March 18, 2009 > Obama shifts to more upbeat economic message
Obama shifts to more upbeat economic message
WASHINGTON (AP), Mar 14 _ President Barack Obama is shifting to a more upbeat economic message as he talks of working to create a ``post-bubble'' model for solid economic growth once the recession ends.
But first, Obama cautions, ``We've got to get through this difficult period.''
The days of overheated housing markets and ``people maxing out on their credit cards'' are over, Obama said Friday in describing that ``post-bubble'' model.
Lawrence Summers, Obama's top economic adviser, said there were ``modestly encouraging signs'' on the economy including indications that consumer spending had stabilized after taking a dive over the holiday season.
White House attempts to be positive matched a fourth day in a row of stock market gains. The Dow Jones industrials gained 53.92 points Friday to cap Wall Street's best week since November.
Administration officials were criticized earlier this year for painting too dark a picture of the economy in an effort to win congressional passage of the president's $787 billion stimulus package. But more recently, the president and others on his team have tempered their comments in hopes of building confidence, including the president's suggestion last week that it was a good time for those with a long-term perspective to buy stocks.
Republicans, meanwhile, were expressing misgivings over Obama's ambitious budget proposal, claiming that the deficits and taxes he envisions are ``destroying opportunities for the next generation.''
``The president and his allies in Congress want to spend too much, tax too much, and borrow too much,'' Sen. Charles Grassley of Iowa said Saturday in the Republicans' weekly radio address. ``Somebody has to pay _ if not the middle class now, then later.
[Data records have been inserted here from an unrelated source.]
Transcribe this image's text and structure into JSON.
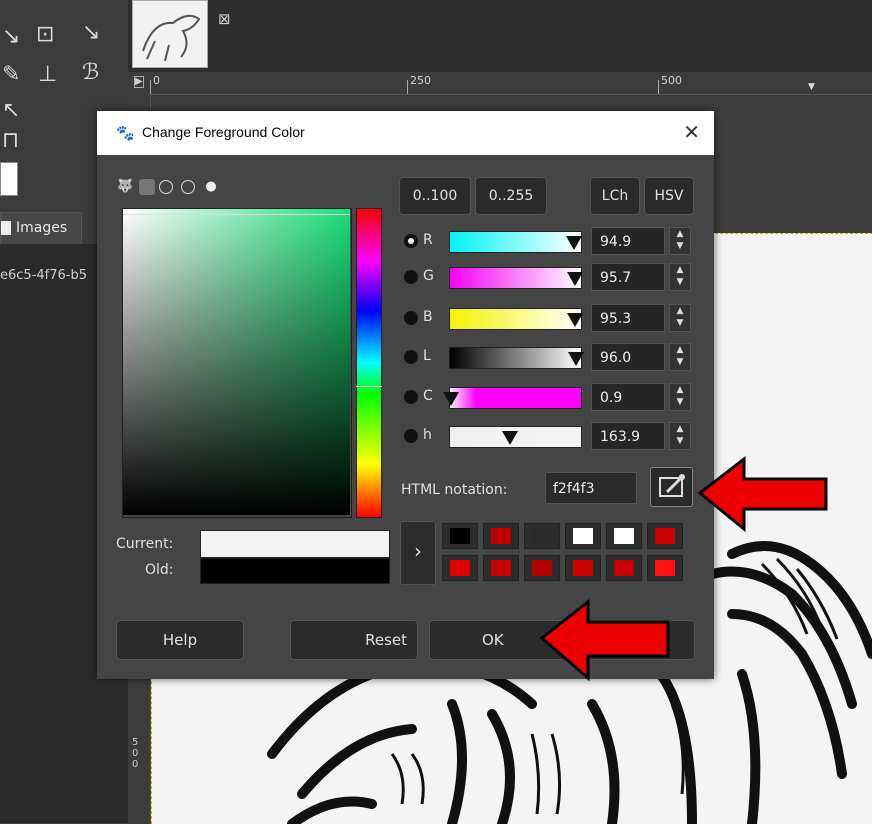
{
  "panel": {
    "tab_label": "Images",
    "image_id": "e6c5-4f76-b5"
  },
  "ruler": {
    "top_marks": [
      "0",
      "250",
      "500"
    ],
    "left_label": "5\n0\n0"
  },
  "dialog": {
    "title": "Change Foreground Color",
    "scale_buttons": [
      "0..100",
      "0..255"
    ],
    "model_buttons": [
      "LCh",
      "HSV"
    ],
    "channels": [
      {
        "label": "R",
        "value": "94.9",
        "selected": true,
        "level": 0.949,
        "gradient": "linear-gradient(to right,#00f4f3,#fff)"
      },
      {
        "label": "G",
        "value": "95.7",
        "selected": false,
        "level": 0.957,
        "gradient": "linear-gradient(to right,#f200f3,#fff)"
      },
      {
        "label": "B",
        "value": "95.3",
        "selected": false,
        "level": 0.953,
        "gradient": "linear-gradient(to right,#f2f400,#fff)"
      },
      {
        "label": "L",
        "value": "96.0",
        "selected": false,
        "level": 0.96,
        "gradient": "linear-gradient(to right,#000,#fff)"
      },
      {
        "label": "C",
        "value": "0.9",
        "selected": false,
        "level": 0.009,
        "gradient": "linear-gradient(to right,#f2f4f3,#ff00ff 20%,#ff00ff)"
      },
      {
        "label": "h",
        "value": "163.9",
        "selected": false,
        "level": 0.455,
        "gradient": "linear-gradient(to right,#f0f0f0,#f2f4f3)"
      }
    ],
    "html_notation_label": "HTML notation:",
    "html_notation_value": "f2f4f3",
    "current_label": "Current:",
    "old_label": "Old:",
    "current_color": "#f2f4f3",
    "old_color": "#000000",
    "history_colors": [
      "#000000",
      "#c00000",
      "#2a2a2a",
      "#ffffff",
      "#ffffff",
      "#cc0000",
      "#e00000",
      "#c80000",
      "#b00000",
      "#d00000",
      "#c40000",
      "#ff1010"
    ],
    "buttons": {
      "help": "Help",
      "reset": "Reset",
      "ok": "OK"
    }
  }
}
Eventually the middle class gets hit.''
Grassley said Obama's budget proposal to raise taxes, starting in 2011, on individuals earning more than $200,000 and on households earning more than $250,000 will hurt small businesses.
``These small businesses happen to create 74 percent of all new private sector jobs in the United States,'' Grassley said. ``Tell these business owners their taxes will go up. Odds are, they'll cut spending. They'll cancel orders for new equipment, cut health insurance for their employees, stop hiring, and lay people off.''
He also said Obama's proposal for mandatory limits on carbon dioxide emissions to combat climate change will lead to higher energy costs and amount to an ``average hidden tax increase of around $3,000 per household a year.'' The Obama administration maintains that revenue from auctioning off carbon emission allowances would offset much of the higher energy costs for many Americans.
In the past week, Obama's proposals for major health care, energy and education changes amid a recession faced skepticism from both Democrats and Republicans on Capitol Hill. North Dakota Sen. Kent Conrad, the Democratic chairman of the Budget Committee, called the track of future deficits ``unsustainable.''
Obama is projecting a federal deficit of $1.75 trillion this year, by far the largest in history, but says he can get it down to $533 billion by 2013.
Despite the new enthusiasm at the White House and on Wall Street, there was little solid evidence to suggest an end was in sight to the severe recession that has already cost four million American jobs, driven home values down and sent foreclosures soaring.
And there were fresh signs of financial stress.
The Commerce Department reported Friday that the U.S. trade deficit plunged in January to the lowest level in six years as the economic downturn cut America's demand for imported goods.
Also, China's premier, Wen Jiabao, expressed concern over the U.S. economy and the value of his own nation's vast holdings in Treasury bonds. China is Washington's biggest foreign creditor, holding an estimated $1 trillion in U.S. government debt.
In response to the Chinese premier's comments, White House spokesman Robert Gibbs said, ``There's no safer investment in the world than in the United States.''
Summers, who was treasury secretary under President Bill Clinton and now is director of Obama's National Economic Council, said it was too soon to gauge the broad impact of the administration's recovery program or to predict when the recession might end. But he suggested glimmers of hope.
Summers said it was time for America to move past an ``excess of fear'' that has made things worse.
Private economists agree that it's too soon to declare recovery is on the way.
``As long as we are losing over 600,000 jobs per month, consumers are not going to be able to sustain consumer spending,'' said Mark Zandi, chief economist at Moody's Economy.com. ``It is too early to conclude that the bottom is at hand,'' he said after this week's report on retail sales and consumer spending.
Associated Press Writers Tom Raum and Jim Kuhnhenn contributed to this report.